*Action item*
Please write out the data below once more, exactly as it stands.

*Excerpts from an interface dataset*
┌──

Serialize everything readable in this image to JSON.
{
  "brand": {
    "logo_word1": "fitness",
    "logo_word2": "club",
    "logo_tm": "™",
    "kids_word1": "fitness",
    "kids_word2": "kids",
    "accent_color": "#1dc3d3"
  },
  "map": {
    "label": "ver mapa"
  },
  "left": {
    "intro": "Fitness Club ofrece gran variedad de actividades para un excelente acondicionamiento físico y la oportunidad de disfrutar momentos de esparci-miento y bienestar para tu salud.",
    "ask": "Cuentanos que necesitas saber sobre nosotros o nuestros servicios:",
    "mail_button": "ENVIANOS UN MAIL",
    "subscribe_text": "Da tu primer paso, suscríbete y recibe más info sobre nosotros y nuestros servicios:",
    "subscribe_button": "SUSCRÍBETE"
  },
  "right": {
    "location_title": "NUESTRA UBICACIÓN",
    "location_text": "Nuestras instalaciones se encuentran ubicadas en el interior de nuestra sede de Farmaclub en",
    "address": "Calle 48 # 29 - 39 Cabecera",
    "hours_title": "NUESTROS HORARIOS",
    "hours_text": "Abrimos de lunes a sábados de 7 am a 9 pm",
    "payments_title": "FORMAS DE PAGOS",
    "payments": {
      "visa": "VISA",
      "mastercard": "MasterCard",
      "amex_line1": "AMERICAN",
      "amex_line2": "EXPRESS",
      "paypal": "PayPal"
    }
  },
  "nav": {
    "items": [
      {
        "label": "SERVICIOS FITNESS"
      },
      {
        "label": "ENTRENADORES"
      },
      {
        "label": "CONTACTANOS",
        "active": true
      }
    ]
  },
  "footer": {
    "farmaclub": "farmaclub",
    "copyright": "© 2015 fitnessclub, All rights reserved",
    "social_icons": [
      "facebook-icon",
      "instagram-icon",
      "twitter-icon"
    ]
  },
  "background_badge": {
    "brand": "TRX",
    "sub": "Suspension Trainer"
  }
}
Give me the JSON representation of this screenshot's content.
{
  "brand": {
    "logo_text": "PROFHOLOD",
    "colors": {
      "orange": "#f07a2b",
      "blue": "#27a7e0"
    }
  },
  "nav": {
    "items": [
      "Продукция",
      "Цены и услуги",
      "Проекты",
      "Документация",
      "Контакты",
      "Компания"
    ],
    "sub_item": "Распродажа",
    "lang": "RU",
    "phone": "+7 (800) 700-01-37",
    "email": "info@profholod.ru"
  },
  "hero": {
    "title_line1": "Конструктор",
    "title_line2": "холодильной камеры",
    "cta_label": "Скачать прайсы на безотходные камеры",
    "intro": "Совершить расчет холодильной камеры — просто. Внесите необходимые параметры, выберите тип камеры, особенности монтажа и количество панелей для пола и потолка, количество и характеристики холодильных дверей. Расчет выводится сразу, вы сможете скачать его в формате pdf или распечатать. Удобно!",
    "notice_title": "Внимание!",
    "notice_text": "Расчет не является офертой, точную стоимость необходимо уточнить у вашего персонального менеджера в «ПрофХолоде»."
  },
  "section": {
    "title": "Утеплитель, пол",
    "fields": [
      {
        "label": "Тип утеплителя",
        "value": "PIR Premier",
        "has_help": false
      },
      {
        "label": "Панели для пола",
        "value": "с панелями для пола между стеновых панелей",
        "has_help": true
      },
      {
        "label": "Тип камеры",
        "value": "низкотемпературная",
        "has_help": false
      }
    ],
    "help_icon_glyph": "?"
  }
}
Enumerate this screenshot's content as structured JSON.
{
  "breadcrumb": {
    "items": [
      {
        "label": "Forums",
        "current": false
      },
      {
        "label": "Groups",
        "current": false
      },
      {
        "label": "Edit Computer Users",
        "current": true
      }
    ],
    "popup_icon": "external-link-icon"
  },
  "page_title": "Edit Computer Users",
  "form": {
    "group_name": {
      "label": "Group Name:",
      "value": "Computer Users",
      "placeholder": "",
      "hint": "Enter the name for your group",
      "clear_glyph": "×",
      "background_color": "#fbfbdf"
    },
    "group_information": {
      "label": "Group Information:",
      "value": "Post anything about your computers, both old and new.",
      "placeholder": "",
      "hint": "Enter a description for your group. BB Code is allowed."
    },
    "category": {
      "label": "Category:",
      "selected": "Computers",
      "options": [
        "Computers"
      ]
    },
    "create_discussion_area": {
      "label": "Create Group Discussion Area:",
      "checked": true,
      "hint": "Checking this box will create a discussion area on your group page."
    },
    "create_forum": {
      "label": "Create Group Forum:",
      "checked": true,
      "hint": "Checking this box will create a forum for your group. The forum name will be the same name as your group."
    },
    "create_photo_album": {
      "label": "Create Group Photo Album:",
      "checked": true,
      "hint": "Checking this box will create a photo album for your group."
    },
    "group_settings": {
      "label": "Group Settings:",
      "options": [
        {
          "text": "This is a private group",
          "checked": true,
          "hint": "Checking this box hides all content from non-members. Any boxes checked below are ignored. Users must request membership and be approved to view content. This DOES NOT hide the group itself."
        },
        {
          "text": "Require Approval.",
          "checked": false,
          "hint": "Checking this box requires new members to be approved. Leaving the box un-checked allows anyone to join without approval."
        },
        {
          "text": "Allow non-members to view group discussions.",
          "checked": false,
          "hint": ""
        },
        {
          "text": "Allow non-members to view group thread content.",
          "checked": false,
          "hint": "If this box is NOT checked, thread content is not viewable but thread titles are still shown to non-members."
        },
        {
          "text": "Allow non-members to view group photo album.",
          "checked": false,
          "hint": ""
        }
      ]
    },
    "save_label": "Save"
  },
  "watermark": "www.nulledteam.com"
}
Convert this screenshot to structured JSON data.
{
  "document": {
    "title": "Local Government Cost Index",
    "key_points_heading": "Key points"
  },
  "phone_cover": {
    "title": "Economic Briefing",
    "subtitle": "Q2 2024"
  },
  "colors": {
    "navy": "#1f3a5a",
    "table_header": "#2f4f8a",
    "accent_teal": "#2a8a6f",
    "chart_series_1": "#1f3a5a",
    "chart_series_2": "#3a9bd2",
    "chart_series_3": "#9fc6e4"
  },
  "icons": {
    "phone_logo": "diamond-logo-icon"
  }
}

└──

*Solution to this task*
Serialize everything readable in this image to JSON.
{
  "brand": {
    "logo_word1": "fitness",
    "logo_word2": "club",
    "logo_tm": "™",
    "kids_word1": "fitness",
    "kids_word2": "kids",
    "accent_color": "#1dc3d3"
  },
  "map": {
    "label": "ver mapa"
  },
  "left": {
    "intro": "Fitness Club ofrece gran variedad de actividades para un excelente acondicionamiento físico y la oportunidad de disfrutar momentos de esparci-miento y bienestar para tu salud.",
    "ask": "Cuentanos que necesitas saber sobre nosotros o nuestros servicios:",
    "mail_button": "ENVIANOS UN MAIL",
    "subscribe_text": "Da tu primer paso, suscríbete y recibe más info sobre nosotros y nuestros servicios:",
    "subscribe_button": "SUSCRÍBETE"
  },
  "right": {
    "location_title": "NUESTRA UBICACIÓN",
    "location_text": "Nuestras instalaciones se encuentran ubicadas en el interior de nuestra sede de Farmaclub en",
    "address": "Calle 48 # 29 - 39 Cabecera",
    "hours_title": "NUESTROS HORARIOS",
    "hours_text": "Abrimos de lunes a sábados de 7 am a 9 pm",
    "payments_title": "FORMAS DE PAGOS",
    "payments": {
      "visa": "VISA",
      "mastercard": "MasterCard",
      "amex_line1": "AMERICAN",
      "amex_line2": "EXPRESS",
      "paypal": "PayPal"
    }
  },
  "nav": {
    "items": [
      {
        "label": "SERVICIOS FITNESS"
      },
      {
        "label": "ENTRENADORES"
      },
      {
        "label": "CONTACTANOS",
        "active": true
      }
    ]
  },
  "footer": {
    "farmaclub": "farmaclub",
    "copyright": "© 2015 fitnessclub, All rights reserved",
    "social_icons": [
      "facebook-icon",
      "instagram-icon",
      "twitter-icon"
    ]
  },
  "background_badge": {
    "brand": "TRX",
    "sub": "Suspension Trainer"
  }
}
Give me the JSON representation of this screenshot's content.
{
  "brand": {
    "logo_text": "PROFHOLOD",
    "colors": {
      "orange": "#f07a2b",
      "blue": "#27a7e0"
    }
  },
  "nav": {
    "items": [
      "Продукция",
      "Цены и услуги",
      "Проекты",
      "Документация",
      "Контакты",
      "Компания"
    ],
    "sub_item": "Распродажа",
    "lang": "RU",
    "phone": "+7 (800) 700-01-37",
    "email": "info@profholod.ru"
  },
  "hero": {
    "title_line1": "Конструктор",
    "title_line2": "холодильной камеры",
    "cta_label": "Скачать прайсы на безотходные камеры",
    "intro": "Совершить расчет холодильной камеры — просто. Внесите необходимые параметры, выберите тип камеры, особенности монтажа и количество панелей для пола и потолка, количество и характеристики холодильных дверей. Расчет выводится сразу, вы сможете скачать его в формате pdf или распечатать. Удобно!",
    "notice_title": "Внимание!",
    "notice_text": "Расчет не является офертой, точную стоимость необходимо уточнить у вашего персонального менеджера в «ПрофХолоде»."
  },
  "section": {
    "title": "Утеплитель, пол",
    "fields": [
      {
        "label": "Тип утеплителя",
        "value": "PIR Premier",
        "has_help": false
      },
      {
        "label": "Панели для пола",
        "value": "с панелями для пола между стеновых панелей",
        "has_help": true
      },
      {
        "label": "Тип камеры",
        "value": "низкотемпературная",
        "has_help": false
      }
    ],
    "help_icon_glyph": "?"
  }
}
Enumerate this screenshot's content as structured JSON.
{
  "breadcrumb": {
    "items": [
      {
        "label": "Forums",
        "current": false
      },
      {
        "label": "Groups",
        "current": false
      },
      {
        "label": "Edit Computer Users",
        "current": true
      }
    ],
    "popup_icon": "external-link-icon"
  },
  "page_title": "Edit Computer Users",
  "form": {
    "group_name": {
      "label": "Group Name:",
      "value": "Computer Users",
      "placeholder": "",
      "hint": "Enter the name for your group",
      "clear_glyph": "×",
      "background_color": "#fbfbdf"
    },
    "group_information": {
      "label": "Group Information:",
      "value": "Post anything about your computers, both old and new.",
      "placeholder": "",
      "hint": "Enter a description for your group. BB Code is allowed."
    },
    "category": {
      "label": "Category:",
      "selected": "Computers",
      "options": [
        "Computers"
      ]
    },
    "create_discussion_area": {
      "label": "Create Group Discussion Area:",
      "checked": true,
      "hint": "Checking this box will create a discussion area on your group page."
    },
    "create_forum": {
      "label": "Create Group Forum:",
      "checked": true,
      "hint": "Checking this box will create a forum for your group. The forum name will be the same name as your group."
    },
    "create_photo_album": {
      "label": "Create Group Photo Album:",
      "checked": true,
      "hint": "Checking this box will create a photo album for your group."
    },
    "group_settings": {
      "label": "Group Settings:",
      "options": [
        {
          "text": "This is a private group",
          "checked": true,
          "hint": "Checking this box hides all content from non-members. Any boxes checked below are ignored. Users must request membership and be approved to view content. This DOES NOT hide the group itself."
        },
        {
          "text": "Require Approval.",
          "checked": false,
          "hint": "Checking this box requires new members to be approved. Leaving the box un-checked allows anyone to join without approval."
        },
        {
          "text": "Allow non-members to view group discussions.",
          "checked": false,
          "hint": ""
        },
        {
          "text": "Allow non-members to view group thread content.",
          "checked": false,
          "hint": "If this box is NOT checked, thread content is not viewable but thread titles are still shown to non-members."
        },
        {
          "text": "Allow non-members to view group photo album.",
          "checked": false,
          "hint": ""
        }
      ]
    },
    "save_label": "Save"
  },
  "watermark": "www.nulledteam.com"
}
Convert this screenshot to structured JSON data.
{
  "document": {
    "title": "Local Government Cost Index",
    "key_points_heading": "Key points"
  },
  "phone_cover": {
    "title": "Economic Briefing",
    "subtitle": "Q2 2024"
  },
  "colors": {
    "navy": "#1f3a5a",
    "table_header": "#2f4f8a",
    "accent_teal": "#2a8a6f",
    "chart_series_1": "#1f3a5a",
    "chart_series_2": "#3a9bd2",
    "chart_series_3": "#9fc6e4"
  },
  "icons": {
    "phone_logo": "diamond-logo-icon"
  }
}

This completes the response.